Most people have a poor understanding of how much physical activity is good for you, and what health benefits such activity conveys. But the better your knowledge on these topics, the more physical activity you are likely to get, according to a study published November 28, 2018, in the open-access journal  PLOS ONE

A study from Central Queensland University in Australia, led by Stephanie Schoeppe, surveyed 615 Australian adults about their physical activity as well as their level of knowledge about physical activity's health benefits and the risks of inactivity.

Based on their answers, each participant was assigned to ranking in four areas: knowing that physical activity is beneficial and inactivity is harmful; knowing that specific health conditions are related to inactivity; knowing how much physical activity is recommended, and applying this knowledge to one's own risks.

Physical activity is good for health

Participants were 24.4% male and 75.3% female, between 18 and 77 years old, with a median age of 43, and had a range of education levels and employment statuses relatively representative of the general Australian population.

While the vast majority (99.6%) of participants strongly agreed that physical activity is good for health, most were not aware of all the diseases associated with inactivity. On average, participants correctly identified 13.8 out of 22 diseases associated with a lack of physical activity. Moreover, 55.6% incorrectly answered how much physical activity is needed for health, and 80% of people failed to identify the probabilities of developing diseases without physical activity.

A significant association was found between these scores on knowledge of the probabilities of inactivity-related diseases and how active a person was. Future research is needed to determine if the results are true between men and women and if the survey-based data correctly gauge a person's true levels of physical activity.

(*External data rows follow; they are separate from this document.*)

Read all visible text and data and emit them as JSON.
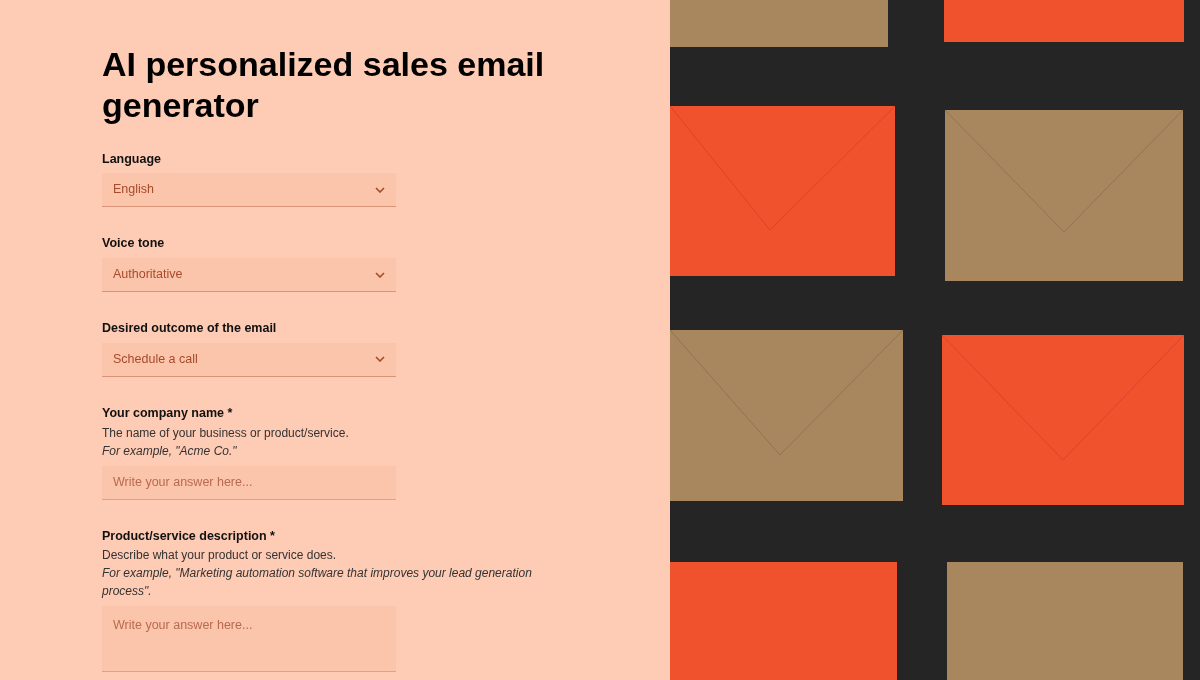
{
  "title": "AI personalized sales email generator",
  "fields": [
    {
      "kind": "select",
      "label": "Language",
      "value": "English"
    },
    {
      "kind": "select",
      "label": "Voice tone",
      "value": "Authoritative"
    },
    {
      "kind": "select",
      "label": "Desired outcome of the email",
      "value": "Schedule a call"
    },
    {
      "kind": "text",
      "label": "Your company name *",
      "help": "The name of your business or product/service.",
      "example": "For example, \"Acme Co.\"",
      "placeholder": "Write your answer here..."
    },
    {
      "kind": "textarea",
      "label": "Product/service description *",
      "help": "Describe what your product or service does.",
      "example": "For example, \"Marketing automation software that improves your lead generation process\".",
      "placeholder": "Write your answer here..."
    }
  ]
}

Schoeppe adds: "Most people know that physical activity is good for health Few people to know the specific benefits of physical activity for health, and it may be this specific knowledge that positively influences their  physical activity  behavior."